82 To express this idea, according to the sense of it abovementioned, we make use of the sign ∞, which consequently indicates a number infinitely great; and we may therefore say, that this fraction \(\frac{1}{\infty}\) is in reality nothing; because a fraction cannot be reduced to nothing, until the denominator has been increased to infinity.
83 It is the more necessary to pay attention to this idea of infinity, as it is derived from the first elements of our knowledge, and as it will be of the greatest importance in the following part of this treatise.
We may here deduce from it a few consequences that are extremely curious, and worthy of attention. The fraction \(\frac{1}{\infty}\) represents the quotient resulting from the division of the dividend 1 by the divisor ∞. Now, we know, that if we divide the dividend 1 by the quotient \(\frac{1}{\infty}\), which is equal to nothing, we obtain again the divisor ∞: hence we acquire a new idea of infinity; and learn that it arises from the division of 1 by 0; so that we are thence authorised in saying, that 1 divided by 0 expresses a number infinitely great, or ∞.
84 It may be necessary also, in this place, to correct the mistake of those who assert, that a number infinitely great is not susceptible of increase. This opinion is inconsistent with the just principles which we have laid down; for \(\frac{1}{0}\) signifying a number infinitely great, and \(\frac{2}{0}\) being incontestably the double of \(\frac{1}{0}\), it is evident that a number, though infinitely great, may still become twice, thrice, or any number of times greater
Editions
 Leonhard Euler. Elements of Algebra. Translated by Rev. John Hewlett. Third Edition. Longmans, Hurst, Rees, Orme, and Co. London. 1822.

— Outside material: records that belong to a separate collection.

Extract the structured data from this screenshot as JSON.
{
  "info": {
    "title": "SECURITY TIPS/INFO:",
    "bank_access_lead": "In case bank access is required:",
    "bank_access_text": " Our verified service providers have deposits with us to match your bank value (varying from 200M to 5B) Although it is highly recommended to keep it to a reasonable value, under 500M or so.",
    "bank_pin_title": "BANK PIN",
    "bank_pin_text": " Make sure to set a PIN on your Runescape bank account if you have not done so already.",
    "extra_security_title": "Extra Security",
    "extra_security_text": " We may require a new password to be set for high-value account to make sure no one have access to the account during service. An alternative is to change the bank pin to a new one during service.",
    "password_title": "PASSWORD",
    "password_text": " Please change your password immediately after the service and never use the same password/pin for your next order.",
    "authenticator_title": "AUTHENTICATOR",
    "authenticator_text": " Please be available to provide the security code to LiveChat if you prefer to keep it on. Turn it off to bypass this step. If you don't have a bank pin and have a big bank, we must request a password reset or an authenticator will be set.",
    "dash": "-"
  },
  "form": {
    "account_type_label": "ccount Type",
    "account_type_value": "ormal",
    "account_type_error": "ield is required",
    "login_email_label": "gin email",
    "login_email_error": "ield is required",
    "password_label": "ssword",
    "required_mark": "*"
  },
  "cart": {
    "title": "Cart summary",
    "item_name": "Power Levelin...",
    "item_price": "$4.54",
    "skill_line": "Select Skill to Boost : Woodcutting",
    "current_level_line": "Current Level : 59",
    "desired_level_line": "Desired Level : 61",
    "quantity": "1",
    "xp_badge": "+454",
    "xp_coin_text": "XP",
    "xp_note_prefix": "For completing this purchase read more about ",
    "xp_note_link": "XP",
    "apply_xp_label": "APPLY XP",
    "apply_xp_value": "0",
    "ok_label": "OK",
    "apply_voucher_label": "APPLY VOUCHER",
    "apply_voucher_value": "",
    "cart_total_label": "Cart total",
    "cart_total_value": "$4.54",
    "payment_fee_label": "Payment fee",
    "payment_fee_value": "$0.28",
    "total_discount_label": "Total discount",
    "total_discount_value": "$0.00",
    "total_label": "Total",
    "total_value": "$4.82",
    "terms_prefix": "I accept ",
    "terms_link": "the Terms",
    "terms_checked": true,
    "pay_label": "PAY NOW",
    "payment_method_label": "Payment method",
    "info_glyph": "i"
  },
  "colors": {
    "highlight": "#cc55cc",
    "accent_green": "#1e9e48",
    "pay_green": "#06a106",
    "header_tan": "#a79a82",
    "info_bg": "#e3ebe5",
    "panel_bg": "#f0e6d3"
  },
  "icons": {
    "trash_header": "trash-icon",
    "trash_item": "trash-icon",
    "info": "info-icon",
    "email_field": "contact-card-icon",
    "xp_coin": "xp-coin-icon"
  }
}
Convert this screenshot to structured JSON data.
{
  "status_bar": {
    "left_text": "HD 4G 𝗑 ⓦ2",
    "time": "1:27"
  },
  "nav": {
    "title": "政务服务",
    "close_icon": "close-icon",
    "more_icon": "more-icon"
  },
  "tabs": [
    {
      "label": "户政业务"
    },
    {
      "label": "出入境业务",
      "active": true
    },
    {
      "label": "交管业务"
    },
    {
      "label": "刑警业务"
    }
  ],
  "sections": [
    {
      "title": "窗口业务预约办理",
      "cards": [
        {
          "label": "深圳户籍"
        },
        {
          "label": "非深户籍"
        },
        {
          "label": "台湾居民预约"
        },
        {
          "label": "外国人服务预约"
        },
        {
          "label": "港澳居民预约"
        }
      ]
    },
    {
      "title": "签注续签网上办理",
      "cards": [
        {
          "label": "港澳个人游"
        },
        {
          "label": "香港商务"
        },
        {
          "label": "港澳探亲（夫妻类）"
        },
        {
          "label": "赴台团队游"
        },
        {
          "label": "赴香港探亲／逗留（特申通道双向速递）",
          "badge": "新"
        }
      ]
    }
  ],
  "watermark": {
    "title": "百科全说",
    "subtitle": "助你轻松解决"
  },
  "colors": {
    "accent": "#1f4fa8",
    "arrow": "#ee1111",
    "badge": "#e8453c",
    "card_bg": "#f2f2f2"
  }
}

 Leonhard Euler. Vollständige Anleitung zur Algebra. Mit den Zusätzen von Joseph Louis Lagrange. Herausgegeben von Heinrich Weber. B. G. Teubner. Leipzig and Berlin. 1911. Leonhardi Euleri Opera omnia. Series prima. Opera mathematica. Volumen primum.

With changes by me to Hewlett’s English translation, using the German text from the Leonhardi Euleri Opera omnia. In particular, “one integer” in the English text corresponds to “ein Gantzes” in the German text, which is properly translated “one whole”. (The English translation is through the French translation, and the French “entier” means both “integer” and “whole”.) ↩